But Martha was distracted by all the preparations that had to be made. Luke 10:40.
We leave for Vail on a ski trip tomorrow. Today we made these Christmas tree cakes…
…made and delivered several of these Christmas cocoa mixes…
…sorted, washed and folded a lot of these…
…fetched my dog’s vaccination records from the veterinary clinic, shopped at Walmart (a feat of desperate courage during the holidays), packed for three of the four members of our family, washed approximately seven thousand dishes, sat in on Jack’s Christmas program rehearsal. I ruined a double batch of banana bread. It was undercooked in the center when the timer beeped, so I put it back and and forgot to set the timer as I scooted out of sight, out of mind in order to discipline a wayward child. When I finally remembered the neglected loaves, they were tough in the middle and black on the edges. Bummer. I just love that recipe.
The hours of my day slip away in a whirlwind as I strain to check off the list. I snap at Jack after dinner.
“Do NOT touch that suitcase. Mommy worked super hard to get that ready; please keep it organized. ”
“Mommy, you hurt my feelings. You are kind of grumpy with me.”
Pause. I want to escalate, to blame. I force my mind to see the priorities we choose to live. Relationship over productivity.
“You are right, Jack. I am so sorry. I feel grumpy because I have a lot to do right now, but that is not your fault. I did not make a good choice with my words. I should speak with kindness to you. I’m so sorry. Will you forgive me?”
Competence should not require forgiveness. I lose my sight when I choose a mere series of tasks to guide my hours.
After the day fades into night, the house settles into the peace of sleeping children and finished projects. When I look at my list, I rest in a successful day. But when I look at my heart and the hearts of my children, I feel the loss of missed opportunity.

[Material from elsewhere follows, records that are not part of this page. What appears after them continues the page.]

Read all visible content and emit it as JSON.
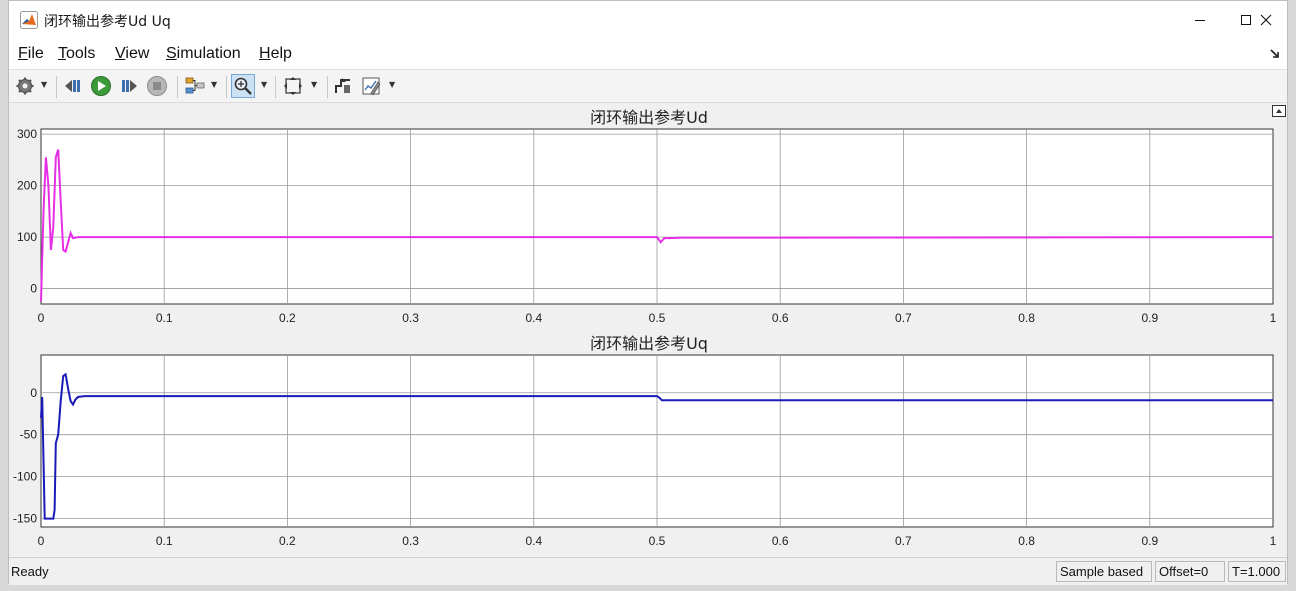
{
  "window": {
    "title": "闭环输出参考Ud Uq"
  },
  "menu": {
    "items": [
      {
        "label": "File",
        "underline": "F",
        "rest": "ile"
      },
      {
        "label": "Tools",
        "underline": "T",
        "rest": "ools"
      },
      {
        "label": "View",
        "underline": "V",
        "rest": "iew"
      },
      {
        "label": "Simulation",
        "underline": "S",
        "rest": "imulation"
      },
      {
        "label": "Help",
        "underline": "H",
        "rest": "elp"
      }
    ]
  },
  "toolbar": {
    "buttons": [
      "gear-icon",
      "step-back-icon",
      "run-icon",
      "step-forward-icon",
      "stop-icon",
      "highlight-icon",
      "zoom-icon",
      "fit-view-icon",
      "triggers-icon",
      "style-icon"
    ]
  },
  "plots": [
    {
      "title": "闭环输出参考Ud",
      "color": "#e62ee6",
      "x_ticks": [
        "0",
        "0.1",
        "0.2",
        "0.3",
        "0.4",
        "0.5",
        "0.6",
        "0.7",
        "0.8",
        "0.9",
        "1"
      ],
      "y_ticks": [
        "300",
        "200",
        "100",
        "0"
      ]
    },
    {
      "title": "闭环输出参考Uq",
      "color": "#1a1ab8",
      "x_ticks": [
        "0",
        "0.1",
        "0.2",
        "0.3",
        "0.4",
        "0.5",
        "0.6",
        "0.7",
        "0.8",
        "0.9",
        "1"
      ],
      "y_ticks": [
        "0",
        "-50",
        "-100",
        "-150"
      ]
    }
  ],
  "chart_data": [
    {
      "type": "line",
      "title": "闭环输出参考Ud",
      "xlim": [
        0,
        1
      ],
      "ylim": [
        -30,
        310
      ],
      "grid": true,
      "series": [
        {
          "color": "#e62ee6",
          "x": [
            0,
            0.002,
            0.004,
            0.006,
            0.008,
            0.01,
            0.012,
            0.014,
            0.016,
            0.018,
            0.02,
            0.022,
            0.024,
            0.026,
            0.03,
            0.035,
            0.05,
            0.5,
            0.503,
            0.506,
            0.51,
            0.52,
            0.6,
            1.0
          ],
          "y": [
            -25,
            150,
            255,
            200,
            75,
            120,
            255,
            270,
            170,
            75,
            72,
            90,
            108,
            98,
            100,
            100,
            100,
            100,
            90,
            98,
            98,
            99,
            99,
            100
          ]
        }
      ]
    },
    {
      "type": "line",
      "title": "闭环输出参考Uq",
      "xlim": [
        0,
        1
      ],
      "ylim": [
        -160,
        45
      ],
      "grid": true,
      "series": [
        {
          "color": "#1a1ab8",
          "x": [
            0,
            0.001,
            0.002,
            0.003,
            0.01,
            0.011,
            0.012,
            0.014,
            0.016,
            0.018,
            0.02,
            0.022,
            0.024,
            0.026,
            0.028,
            0.03,
            0.035,
            0.05,
            0.5,
            0.502,
            0.504,
            0.508,
            0.52,
            0.6,
            1.0
          ],
          "y": [
            -30,
            -5,
            -80,
            -150,
            -150,
            -140,
            -60,
            -50,
            -10,
            20,
            22,
            5,
            -10,
            -14,
            -8,
            -5,
            -4,
            -4,
            -4,
            -6,
            -9,
            -9,
            -9,
            -9,
            -9
          ]
        }
      ]
    }
  ],
  "status": {
    "text": "Ready",
    "sample": "Sample based",
    "offset": "Offset=0",
    "time": "T=1.000"
  }
}
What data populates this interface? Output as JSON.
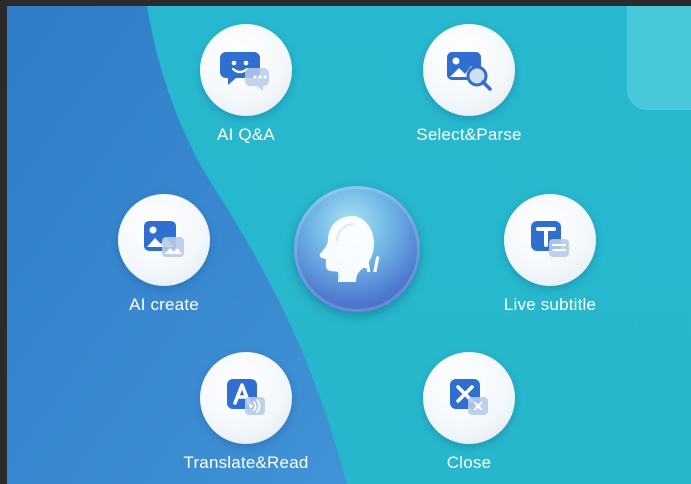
{
  "menu": {
    "items": [
      {
        "id": "ai-qa",
        "label": "AI Q&A",
        "icon": "chat-bubble-icon"
      },
      {
        "id": "select-parse",
        "label": "Select&Parse",
        "icon": "image-search-icon"
      },
      {
        "id": "ai-create",
        "label": "AI create",
        "icon": "image-create-icon"
      },
      {
        "id": "live-subtitle",
        "label": "Live subtitle",
        "icon": "subtitle-icon"
      },
      {
        "id": "translate-read",
        "label": "Translate&Read",
        "icon": "translate-audio-icon"
      },
      {
        "id": "close",
        "label": "Close",
        "icon": "close-icon"
      }
    ]
  },
  "center": {
    "label": "AI",
    "icon": "ai-head-icon"
  },
  "colors": {
    "background_teal": "#26b7cc",
    "background_blue": "#3a86cf",
    "icon_blue": "#2f6fd0",
    "label_white": "#ffffff"
  }
}
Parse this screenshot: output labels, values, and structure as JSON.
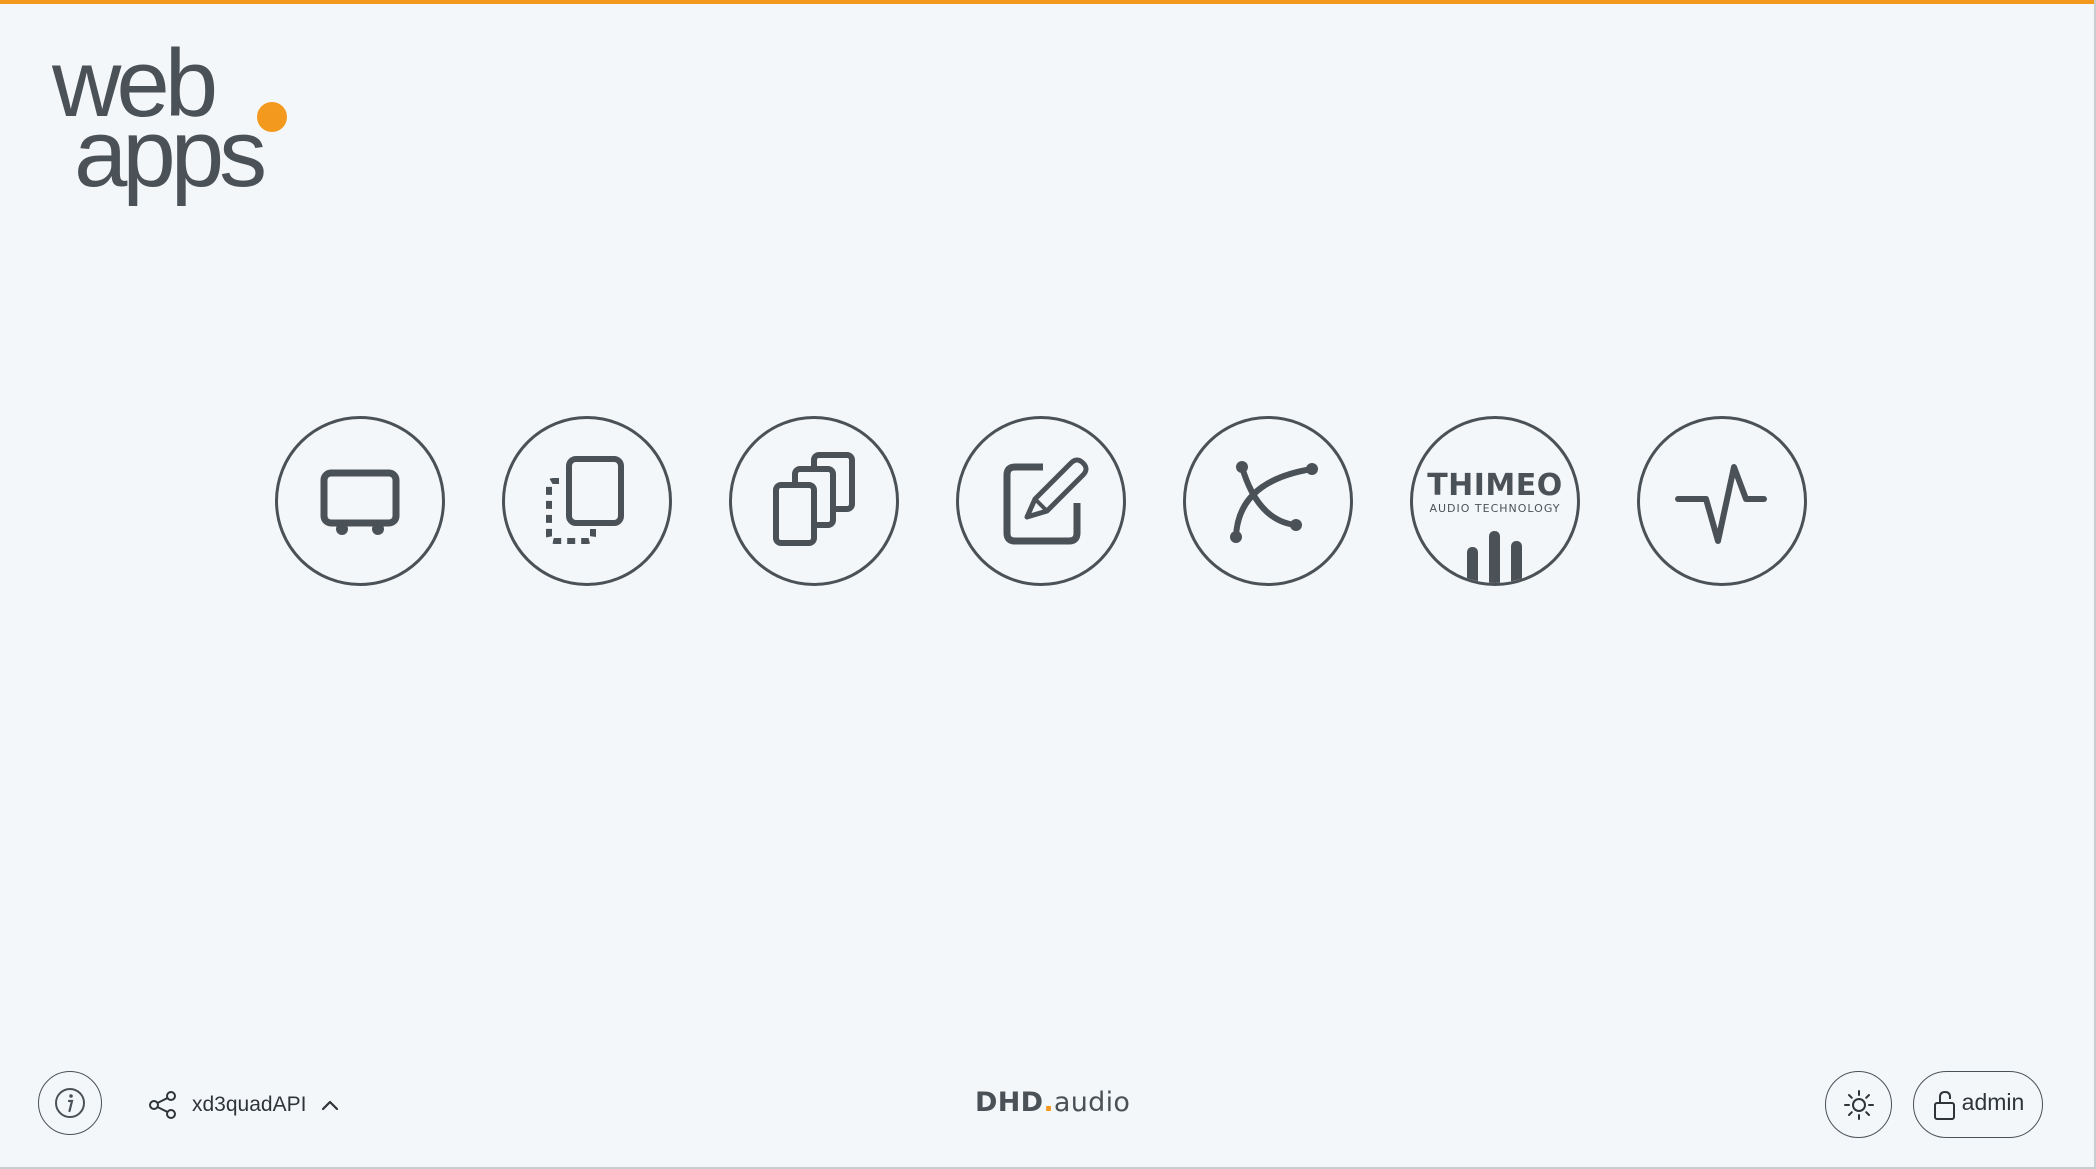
{
  "colors": {
    "accent": "#f39a1e",
    "foreground": "#4b5257",
    "background": "#f4f7fa"
  },
  "logo": {
    "line1": "web",
    "line2": "apps"
  },
  "apps": [
    {
      "icon": "monitor-icon"
    },
    {
      "icon": "copy-panel-icon"
    },
    {
      "icon": "stacked-pages-icon"
    },
    {
      "icon": "edit-icon"
    },
    {
      "icon": "curve-icon"
    },
    {
      "icon": "thimeo-logo",
      "brand": "THIMEO",
      "tagline": "AUDIO TECHNOLOGY"
    },
    {
      "icon": "pulse-icon"
    }
  ],
  "footer": {
    "info_icon": "info-icon",
    "connection_icon": "share-icon",
    "connection_name": "xd3quadAPI",
    "connection_chevron": "chevron-up-icon",
    "brand_main": "DHD",
    "brand_dot": ".",
    "brand_suffix": "audio",
    "theme_icon": "sun-icon",
    "user_icon": "unlock-icon",
    "user_name": "admin"
  }
}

Lord, I almost completely slipped past who they are today. My little ones were a distraction instead of a priority. I spent my day annoyed at their child-longing for my value and attention. I feel ashamed. I am sorry.
As I sit here typing, tears well up as my eyes lock on the Jesse tree standing strong on the kitchen counter. Every day of Advent, we read a Bible story. Together we weave the ancient truths throughout history, tying the threads of Old Testament foreshadows into the profound glory of Incarnation. After the day’s story, we hang an ornament that represents the daily fragment of grace we just experienced. Every day, we add another simple laminated square onto a growing representation of God’s unfolding redemption story.
The sight of the Jesse tree slays me.
“Martha, Martha,” the Lord answered, “you are worried and upset about many things, but only one thing is necessary. Mary has chosen what is better, and it will not be taken away from her.”
It is not that the crossed out list does not matter. But the list should always and only be a means to an end. The means is productivity; the end is ever increasing faith and joy embedded into the culture of our family.
Advent is a season of waiting and preparing. It can be a hard season, because waiting and preparing are hard for fragile souls. Today I did not attune my heart to the echoing call of Incarnation – the why of this precious season.
Tomorrow is a new day. I will spend most of it in the car on windy winter roads with a beloved friend and five (likely maniacal) children. Two mommies, five preschoolers, one car, three hours. You do the math. But…..
Only One Thing is necessary.